(Task prompt): Having read the records, set them all down exactly as they appear.

(Exercise materials):
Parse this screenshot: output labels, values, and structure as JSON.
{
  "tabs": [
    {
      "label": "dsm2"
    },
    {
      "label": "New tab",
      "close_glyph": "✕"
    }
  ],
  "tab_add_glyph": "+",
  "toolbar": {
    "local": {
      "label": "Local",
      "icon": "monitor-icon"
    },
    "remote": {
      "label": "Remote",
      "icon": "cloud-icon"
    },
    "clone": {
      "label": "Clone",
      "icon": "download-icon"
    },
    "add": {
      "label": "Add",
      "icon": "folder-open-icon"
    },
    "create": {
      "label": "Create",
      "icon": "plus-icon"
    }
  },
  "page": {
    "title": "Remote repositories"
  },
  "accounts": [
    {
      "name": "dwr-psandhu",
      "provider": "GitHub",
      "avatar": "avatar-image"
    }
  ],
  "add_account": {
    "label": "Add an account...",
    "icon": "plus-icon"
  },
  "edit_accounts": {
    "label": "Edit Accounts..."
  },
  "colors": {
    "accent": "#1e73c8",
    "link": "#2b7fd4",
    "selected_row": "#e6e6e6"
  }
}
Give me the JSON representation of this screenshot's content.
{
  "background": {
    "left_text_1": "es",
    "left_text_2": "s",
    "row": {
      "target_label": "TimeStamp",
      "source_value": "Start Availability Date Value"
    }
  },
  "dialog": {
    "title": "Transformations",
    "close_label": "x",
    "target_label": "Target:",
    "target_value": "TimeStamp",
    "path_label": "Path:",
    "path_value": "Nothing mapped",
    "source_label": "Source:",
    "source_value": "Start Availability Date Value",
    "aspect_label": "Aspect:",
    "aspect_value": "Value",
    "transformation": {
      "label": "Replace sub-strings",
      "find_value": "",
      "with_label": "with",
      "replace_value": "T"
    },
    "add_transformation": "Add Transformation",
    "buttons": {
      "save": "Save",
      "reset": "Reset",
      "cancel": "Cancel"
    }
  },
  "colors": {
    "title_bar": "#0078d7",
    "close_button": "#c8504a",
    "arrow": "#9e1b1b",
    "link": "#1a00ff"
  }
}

(Worked solution):
Parse this screenshot: output labels, values, and structure as JSON.
{
  "tabs": [
    {
      "label": "dsm2"
    },
    {
      "label": "New tab",
      "close_glyph": "✕"
    }
  ],
  "tab_add_glyph": "+",
  "toolbar": {
    "local": {
      "label": "Local",
      "icon": "monitor-icon"
    },
    "remote": {
      "label": "Remote",
      "icon": "cloud-icon"
    },
    "clone": {
      "label": "Clone",
      "icon": "download-icon"
    },
    "add": {
      "label": "Add",
      "icon": "folder-open-icon"
    },
    "create": {
      "label": "Create",
      "icon": "plus-icon"
    }
  },
  "page": {
    "title": "Remote repositories"
  },
  "accounts": [
    {
      "name": "dwr-psandhu",
      "provider": "GitHub",
      "avatar": "avatar-image"
    }
  ],
  "add_account": {
    "label": "Add an account...",
    "icon": "plus-icon"
  },
  "edit_accounts": {
    "label": "Edit Accounts..."
  },
  "colors": {
    "accent": "#1e73c8",
    "link": "#2b7fd4",
    "selected_row": "#e6e6e6"
  }
}
Give me the JSON representation of this screenshot's content.
{
  "background": {
    "left_text_1": "es",
    "left_text_2": "s",
    "row": {
      "target_label": "TimeStamp",
      "source_value": "Start Availability Date Value"
    }
  },
  "dialog": {
    "title": "Transformations",
    "close_label": "x",
    "target_label": "Target:",
    "target_value": "TimeStamp",
    "path_label": "Path:",
    "path_value": "Nothing mapped",
    "source_label": "Source:",
    "source_value": "Start Availability Date Value",
    "aspect_label": "Aspect:",
    "aspect_value": "Value",
    "transformation": {
      "label": "Replace sub-strings",
      "find_value": "",
      "with_label": "with",
      "replace_value": "T"
    },
    "add_transformation": "Add Transformation",
    "buttons": {
      "save": "Save",
      "reset": "Reset",
      "cancel": "Cancel"
    }
  },
  "colors": {
    "title_bar": "#0078d7",
    "close_button": "#c8504a",
    "arrow": "#9e1b1b",
    "link": "#1a00ff"
  }
}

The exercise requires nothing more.